The bill would also fund a grant program managed by the Commerce Department that would match financial incentives offered by states and local governments to chipmakers who improve upon or build new factories.
The bill’s success in the Senate also comes as the White House ramps up its own recommendations on how to secure American supply chains that run through China and counteract Beijing’s geopolitical ambitions.
The White House announced on Friday that it will expand restrictions on American investments in certain Chinese companies with alleged ties to the country’s military and surveillance efforts, adding more firms to a growing U.S. blacklist.
Then, on Tuesday, the White House said that it will look into dramatically expanding U.S. production of lithium batteries, rare earth minerals and semiconductors.
While debate over several amendments prevented the Senate from passing the legislation before the Memorial Day recess, the bipartisan passion for ensuring the U.S. remains competitive is expected to support its case in the House.

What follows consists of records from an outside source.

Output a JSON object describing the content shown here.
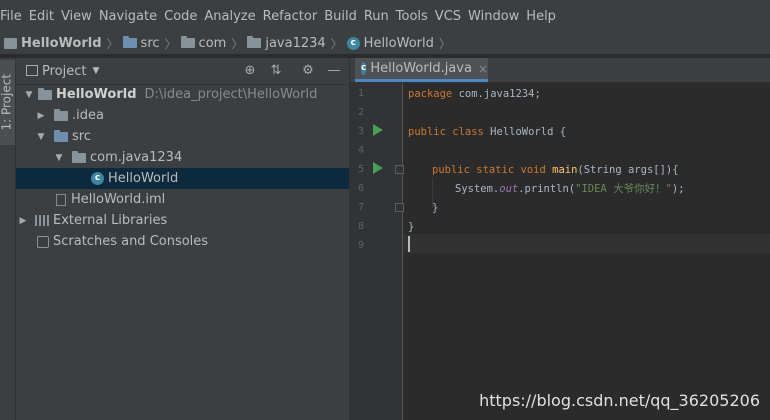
{
  "menu": [
    "File",
    "Edit",
    "View",
    "Navigate",
    "Code",
    "Analyze",
    "Refactor",
    "Build",
    "Run",
    "Tools",
    "VCS",
    "Window",
    "Help"
  ],
  "breadcrumb": [
    {
      "label": "HelloWorld",
      "icon": "project-icon"
    },
    {
      "label": "src",
      "icon": "folder-icon"
    },
    {
      "label": "com",
      "icon": "package-icon"
    },
    {
      "label": "java1234",
      "icon": "package-icon"
    },
    {
      "label": "HelloWorld",
      "icon": "java-class-icon"
    }
  ],
  "tool_window": {
    "stripe_label": "1: Project",
    "title": "Project"
  },
  "tree": [
    {
      "label": "HelloWorld",
      "path": "D:\\idea_project\\HelloWorld",
      "expanded": "down",
      "icon": "project-folder-icon"
    },
    {
      "label": ".idea",
      "expanded": "right",
      "icon": "folder-icon"
    },
    {
      "label": "src",
      "expanded": "down",
      "icon": "source-folder-icon"
    },
    {
      "label": "com.java1234",
      "expanded": "down",
      "icon": "package-icon"
    },
    {
      "label": "HelloWorld",
      "icon": "java-class-icon",
      "selected": true
    },
    {
      "label": "HelloWorld.iml",
      "icon": "iml-file-icon"
    },
    {
      "label": "External Libraries",
      "expanded": "right",
      "icon": "library-icon"
    },
    {
      "label": "Scratches and Consoles",
      "icon": "scratches-icon"
    }
  ],
  "editor": {
    "tab": {
      "label": "HelloWorld.java",
      "close": "×"
    },
    "line_numbers": [
      "1",
      "2",
      "3",
      "4",
      "5",
      "6",
      "7",
      "8",
      "9"
    ],
    "code": {
      "line1": {
        "kw": "package",
        "rest": " com.java1234;"
      },
      "line3": {
        "kw": "public class",
        "name": " HelloWorld {"
      },
      "line5": {
        "kw": "public static void",
        "fn": " main",
        "rest": "(String args[]){"
      },
      "line6": {
        "pre": "System.",
        "field": "out",
        "mid": ".println(",
        "str": "\"IDEA 大爷你好！\"",
        "end": ");"
      },
      "line7": "}",
      "line8": "}"
    }
  },
  "watermark": "https://blog.csdn.net/qq_36205206",
  "colors": {
    "keyword": "#cc7832",
    "method": "#ffc66d",
    "string": "#6a8759",
    "field": "#9876aa",
    "selection": "#0d293e",
    "run": "#499c54"
  }
}
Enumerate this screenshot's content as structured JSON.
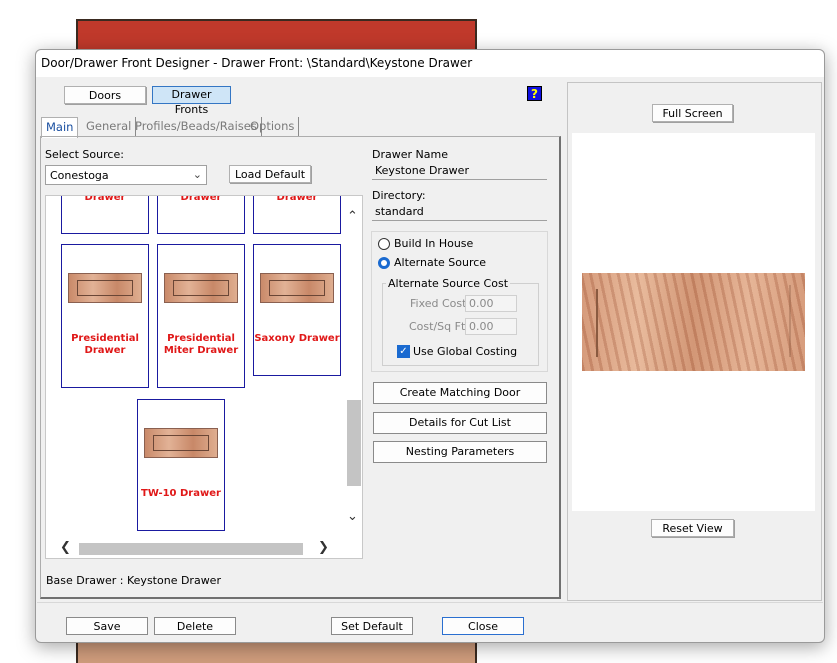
{
  "window": {
    "title": "Door/Drawer Front Designer - Drawer Front: \\Standard\\Keystone Drawer"
  },
  "modes": {
    "doors": "Doors",
    "drawer_fronts": "Drawer Fronts"
  },
  "help": "?",
  "tabs": [
    {
      "label": "Main"
    },
    {
      "label": "General"
    },
    {
      "label": "Profiles/Beads/Raises"
    },
    {
      "label": "Options"
    }
  ],
  "source": {
    "label": "Select Source:",
    "value": "Conestoga",
    "load_default": "Load Default"
  },
  "gallery": {
    "partial_top": [
      "Drawer",
      "Drawer",
      "Drawer"
    ],
    "cards": [
      {
        "title": "Presidential Drawer"
      },
      {
        "title": "Presidential Miter Drawer"
      },
      {
        "title": "Saxony Drawer"
      },
      {
        "title": "TW-10 Drawer"
      }
    ]
  },
  "drawer_name": {
    "label": "Drawer Name",
    "value": "Keystone Drawer"
  },
  "directory": {
    "label": "Directory:",
    "value": "standard"
  },
  "options": {
    "build_in_house": "Build In House",
    "alternate_source": "Alternate Source",
    "alt_cost_group": "Alternate Source Cost",
    "fixed_cost_label": "Fixed Cost",
    "fixed_cost_value": "0.00",
    "cost_sqft_label": "Cost/Sq Ft",
    "cost_sqft_value": "0.00",
    "use_global_costing": "Use Global Costing"
  },
  "actions": {
    "create_matching_door": "Create Matching Door",
    "details_cut_list": "Details for Cut List",
    "nesting_parameters": "Nesting Parameters"
  },
  "base_drawer": "Base Drawer : Keystone Drawer",
  "preview": {
    "full_screen": "Full Screen",
    "reset_view": "Reset View"
  },
  "footer": {
    "save": "Save",
    "delete": "Delete",
    "set_default": "Set Default",
    "close": "Close"
  }
}
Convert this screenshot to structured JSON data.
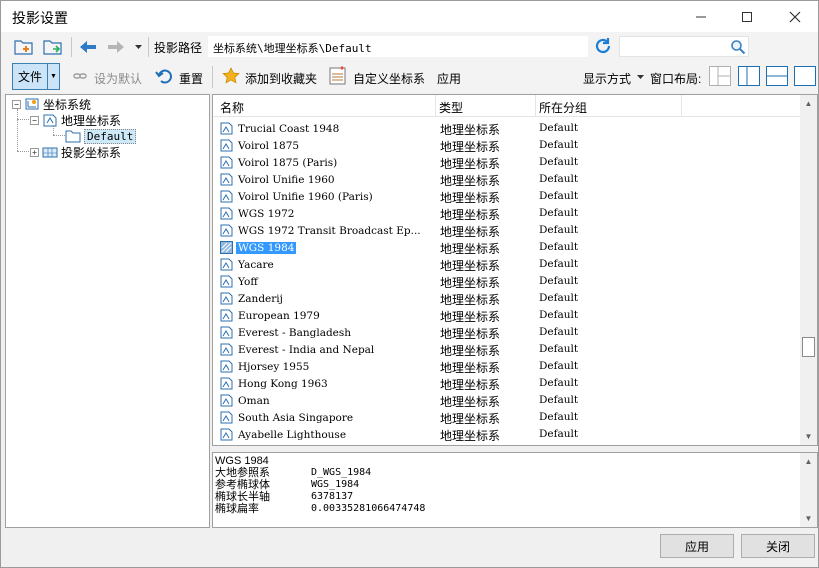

The chamber is expected to consider the legislation in the coming weeks, though perhaps at a slower pace as representatives hash out various sections.